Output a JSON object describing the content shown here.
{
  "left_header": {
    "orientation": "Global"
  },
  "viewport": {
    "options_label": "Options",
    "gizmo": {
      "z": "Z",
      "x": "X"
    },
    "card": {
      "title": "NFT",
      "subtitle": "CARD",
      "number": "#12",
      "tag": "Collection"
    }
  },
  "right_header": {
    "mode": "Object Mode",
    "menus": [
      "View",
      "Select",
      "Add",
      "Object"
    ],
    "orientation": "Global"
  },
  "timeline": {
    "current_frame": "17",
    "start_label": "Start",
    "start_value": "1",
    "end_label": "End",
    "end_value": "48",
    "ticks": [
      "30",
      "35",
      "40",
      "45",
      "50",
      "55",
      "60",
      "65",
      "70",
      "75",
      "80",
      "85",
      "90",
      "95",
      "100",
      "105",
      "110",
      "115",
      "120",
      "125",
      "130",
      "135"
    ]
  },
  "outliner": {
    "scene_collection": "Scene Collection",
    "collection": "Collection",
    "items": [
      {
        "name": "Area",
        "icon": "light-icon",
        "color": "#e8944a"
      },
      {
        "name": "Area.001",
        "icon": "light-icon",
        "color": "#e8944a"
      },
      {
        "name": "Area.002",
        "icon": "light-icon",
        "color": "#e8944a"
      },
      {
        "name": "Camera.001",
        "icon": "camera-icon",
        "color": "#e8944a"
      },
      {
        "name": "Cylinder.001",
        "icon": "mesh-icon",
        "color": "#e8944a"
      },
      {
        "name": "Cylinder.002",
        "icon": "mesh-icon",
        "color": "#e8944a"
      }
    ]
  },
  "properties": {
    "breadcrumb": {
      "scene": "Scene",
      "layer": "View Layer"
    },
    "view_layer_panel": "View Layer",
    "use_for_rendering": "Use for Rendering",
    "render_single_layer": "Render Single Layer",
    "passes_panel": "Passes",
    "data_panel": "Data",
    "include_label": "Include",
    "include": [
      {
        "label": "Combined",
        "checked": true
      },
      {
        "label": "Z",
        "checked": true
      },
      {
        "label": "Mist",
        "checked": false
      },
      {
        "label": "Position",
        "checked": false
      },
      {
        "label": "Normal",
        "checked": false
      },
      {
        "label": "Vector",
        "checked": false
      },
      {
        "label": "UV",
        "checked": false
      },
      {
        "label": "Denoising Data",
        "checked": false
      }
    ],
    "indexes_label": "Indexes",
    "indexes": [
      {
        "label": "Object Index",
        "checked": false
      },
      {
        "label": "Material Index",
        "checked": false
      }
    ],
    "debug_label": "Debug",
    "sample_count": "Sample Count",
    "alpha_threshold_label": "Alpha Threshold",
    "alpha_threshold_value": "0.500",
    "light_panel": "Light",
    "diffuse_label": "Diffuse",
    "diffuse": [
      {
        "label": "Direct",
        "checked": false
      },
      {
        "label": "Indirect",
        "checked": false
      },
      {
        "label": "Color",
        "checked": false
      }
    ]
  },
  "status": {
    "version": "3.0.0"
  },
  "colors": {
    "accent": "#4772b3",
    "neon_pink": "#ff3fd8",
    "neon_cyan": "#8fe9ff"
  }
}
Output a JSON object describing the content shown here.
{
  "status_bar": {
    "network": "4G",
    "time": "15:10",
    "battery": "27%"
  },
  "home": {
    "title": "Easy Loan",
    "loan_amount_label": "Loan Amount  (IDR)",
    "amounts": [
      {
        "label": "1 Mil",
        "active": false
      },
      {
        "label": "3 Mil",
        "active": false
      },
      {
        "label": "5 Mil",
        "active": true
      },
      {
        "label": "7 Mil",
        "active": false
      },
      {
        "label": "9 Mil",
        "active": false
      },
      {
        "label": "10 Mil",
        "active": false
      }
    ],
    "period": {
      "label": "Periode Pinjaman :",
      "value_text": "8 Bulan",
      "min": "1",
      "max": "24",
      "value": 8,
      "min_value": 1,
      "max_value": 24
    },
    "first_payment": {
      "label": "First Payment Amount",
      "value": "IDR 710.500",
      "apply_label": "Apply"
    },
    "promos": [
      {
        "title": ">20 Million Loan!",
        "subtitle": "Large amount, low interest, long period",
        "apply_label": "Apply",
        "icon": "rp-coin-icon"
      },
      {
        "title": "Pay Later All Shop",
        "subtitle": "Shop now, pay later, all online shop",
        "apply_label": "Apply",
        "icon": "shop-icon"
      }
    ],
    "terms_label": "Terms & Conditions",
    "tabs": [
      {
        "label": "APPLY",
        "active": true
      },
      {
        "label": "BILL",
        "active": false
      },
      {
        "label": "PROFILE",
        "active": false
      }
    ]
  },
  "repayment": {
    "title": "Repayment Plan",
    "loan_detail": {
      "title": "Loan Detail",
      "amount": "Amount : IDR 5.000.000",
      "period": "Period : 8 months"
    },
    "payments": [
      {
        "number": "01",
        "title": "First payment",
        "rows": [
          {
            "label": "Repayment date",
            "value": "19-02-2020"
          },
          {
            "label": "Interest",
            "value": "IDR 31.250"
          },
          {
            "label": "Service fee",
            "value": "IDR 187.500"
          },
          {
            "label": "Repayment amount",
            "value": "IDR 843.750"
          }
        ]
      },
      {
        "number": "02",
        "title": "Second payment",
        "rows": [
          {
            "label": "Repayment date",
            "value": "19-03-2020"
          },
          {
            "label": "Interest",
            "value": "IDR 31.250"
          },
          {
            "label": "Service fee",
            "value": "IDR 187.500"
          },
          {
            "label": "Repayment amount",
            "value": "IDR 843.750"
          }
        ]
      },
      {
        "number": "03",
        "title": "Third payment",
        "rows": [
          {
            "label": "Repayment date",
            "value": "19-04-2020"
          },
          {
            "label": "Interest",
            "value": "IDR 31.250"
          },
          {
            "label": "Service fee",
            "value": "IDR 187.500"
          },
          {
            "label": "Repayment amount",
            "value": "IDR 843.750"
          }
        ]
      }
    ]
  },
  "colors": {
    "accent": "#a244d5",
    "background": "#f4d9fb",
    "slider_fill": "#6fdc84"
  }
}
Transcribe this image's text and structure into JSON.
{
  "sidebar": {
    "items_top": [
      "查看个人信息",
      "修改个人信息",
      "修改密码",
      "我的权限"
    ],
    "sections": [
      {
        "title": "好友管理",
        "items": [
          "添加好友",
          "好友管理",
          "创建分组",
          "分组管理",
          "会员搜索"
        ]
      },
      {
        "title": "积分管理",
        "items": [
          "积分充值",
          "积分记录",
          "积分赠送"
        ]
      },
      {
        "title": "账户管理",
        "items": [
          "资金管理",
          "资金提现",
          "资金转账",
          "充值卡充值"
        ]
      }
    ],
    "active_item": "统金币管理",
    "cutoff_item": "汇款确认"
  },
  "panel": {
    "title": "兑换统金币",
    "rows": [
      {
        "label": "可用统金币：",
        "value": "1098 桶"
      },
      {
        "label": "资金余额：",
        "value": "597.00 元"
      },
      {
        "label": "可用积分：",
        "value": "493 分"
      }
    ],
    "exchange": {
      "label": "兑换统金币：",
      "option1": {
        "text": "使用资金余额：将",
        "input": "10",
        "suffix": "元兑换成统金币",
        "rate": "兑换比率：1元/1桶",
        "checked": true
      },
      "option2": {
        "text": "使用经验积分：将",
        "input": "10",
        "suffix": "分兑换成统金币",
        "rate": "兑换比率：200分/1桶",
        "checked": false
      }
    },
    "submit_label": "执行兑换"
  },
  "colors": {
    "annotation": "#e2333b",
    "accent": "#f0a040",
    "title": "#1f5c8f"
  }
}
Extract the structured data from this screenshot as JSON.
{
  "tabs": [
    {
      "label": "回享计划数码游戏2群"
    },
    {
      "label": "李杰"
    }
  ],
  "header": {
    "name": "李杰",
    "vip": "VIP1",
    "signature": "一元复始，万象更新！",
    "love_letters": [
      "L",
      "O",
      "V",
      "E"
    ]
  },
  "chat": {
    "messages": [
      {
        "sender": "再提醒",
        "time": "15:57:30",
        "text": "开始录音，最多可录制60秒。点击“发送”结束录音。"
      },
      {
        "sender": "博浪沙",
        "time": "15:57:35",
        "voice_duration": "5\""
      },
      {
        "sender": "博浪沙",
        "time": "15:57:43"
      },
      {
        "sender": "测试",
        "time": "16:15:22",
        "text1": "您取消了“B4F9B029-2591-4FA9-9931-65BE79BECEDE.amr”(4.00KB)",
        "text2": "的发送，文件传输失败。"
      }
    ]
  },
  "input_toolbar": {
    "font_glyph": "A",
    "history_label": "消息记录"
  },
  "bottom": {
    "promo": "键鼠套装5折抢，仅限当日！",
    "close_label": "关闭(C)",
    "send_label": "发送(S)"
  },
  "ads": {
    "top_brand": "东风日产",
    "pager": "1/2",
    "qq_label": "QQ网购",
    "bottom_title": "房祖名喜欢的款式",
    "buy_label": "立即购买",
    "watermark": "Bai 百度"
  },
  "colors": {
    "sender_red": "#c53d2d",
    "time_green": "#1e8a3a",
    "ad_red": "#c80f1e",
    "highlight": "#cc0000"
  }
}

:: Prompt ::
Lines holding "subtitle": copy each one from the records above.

:: Solved problem ::
      "subtitle": "CARD",
        "subtitle": "Large amount, low interest, long period",
        "subtitle": "Shop now, pay later, all online shop",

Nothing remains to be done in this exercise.